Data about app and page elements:

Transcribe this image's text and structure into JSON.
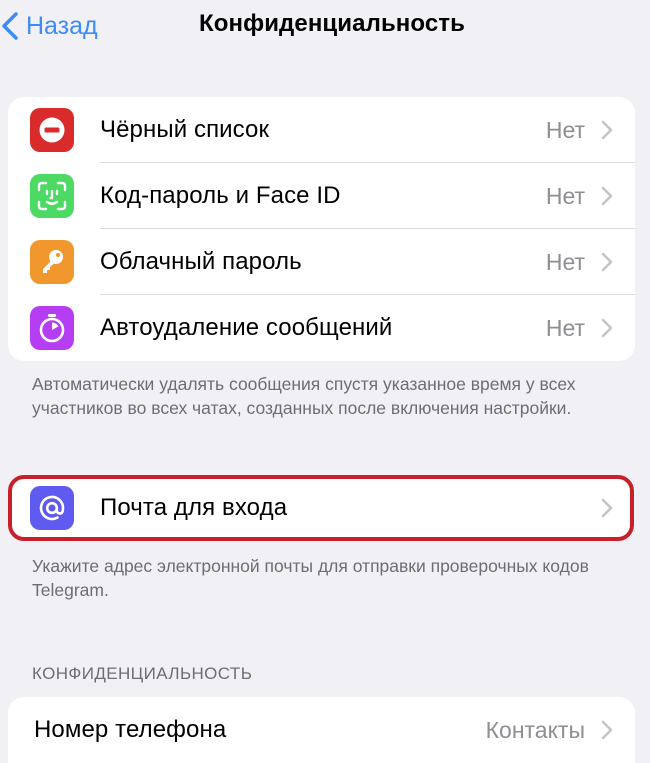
{
  "nav": {
    "back_label": "Назад",
    "title": "Конфиденциальность"
  },
  "security": {
    "items": [
      {
        "label": "Чёрный список",
        "value": "Нет",
        "icon": "block-icon",
        "color": "#d92b2b"
      },
      {
        "label": "Код-пароль и Face ID",
        "value": "Нет",
        "icon": "face-id-icon",
        "color": "#4cd964"
      },
      {
        "label": "Облачный пароль",
        "value": "Нет",
        "icon": "key-icon",
        "color": "#f0982e"
      },
      {
        "label": "Автоудаление сообщений",
        "value": "Нет",
        "icon": "timer-icon",
        "color": "#b53ef4"
      }
    ],
    "footer": "Автоматически удалять сообщения спустя указанное время у всех участников во всех чатах, созданных после включения настройки."
  },
  "login_email": {
    "label": "Почта для входа",
    "icon": "at-icon",
    "color": "#5f5af0",
    "footer": "Укажите адрес электронной почты для отправки проверочных кодов Telegram."
  },
  "privacy": {
    "header": "КОНФИДЕНЦИАЛЬНОСТЬ",
    "items": [
      {
        "label": "Номер телефона",
        "value": "Контакты"
      }
    ]
  },
  "colors": {
    "accent": "#3d8bf7",
    "highlight": "#c8202a",
    "background": "#f0f0f5"
  }
}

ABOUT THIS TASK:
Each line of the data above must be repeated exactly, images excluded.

WRITTEN SOLUTION:
Transcribe this image's text and structure into JSON.
{
  "nav": {
    "back_label": "Назад",
    "title": "Конфиденциальность"
  },
  "security": {
    "items": [
      {
        "label": "Чёрный список",
        "value": "Нет",
        "icon": "block-icon",
        "color": "#d92b2b"
      },
      {
        "label": "Код-пароль и Face ID",
        "value": "Нет",
        "icon": "face-id-icon",
        "color": "#4cd964"
      },
      {
        "label": "Облачный пароль",
        "value": "Нет",
        "icon": "key-icon",
        "color": "#f0982e"
      },
      {
        "label": "Автоудаление сообщений",
        "value": "Нет",
        "icon": "timer-icon",
        "color": "#b53ef4"
      }
    ],
    "footer": "Автоматически удалять сообщения спустя указанное время у всех участников во всех чатах, созданных после включения настройки."
  },
  "login_email": {
    "label": "Почта для входа",
    "icon": "at-icon",
    "color": "#5f5af0",
    "footer": "Укажите адрес электронной почты для отправки проверочных кодов Telegram."
  },
  "privacy": {
    "header": "КОНФИДЕНЦИАЛЬНОСТЬ",
    "items": [
      {
        "label": "Номер телефона",
        "value": "Контакты"
      }
    ]
  },
  "colors": {
    "accent": "#3d8bf7",
    "highlight": "#c8202a",
    "background": "#f0f0f5"
  }
}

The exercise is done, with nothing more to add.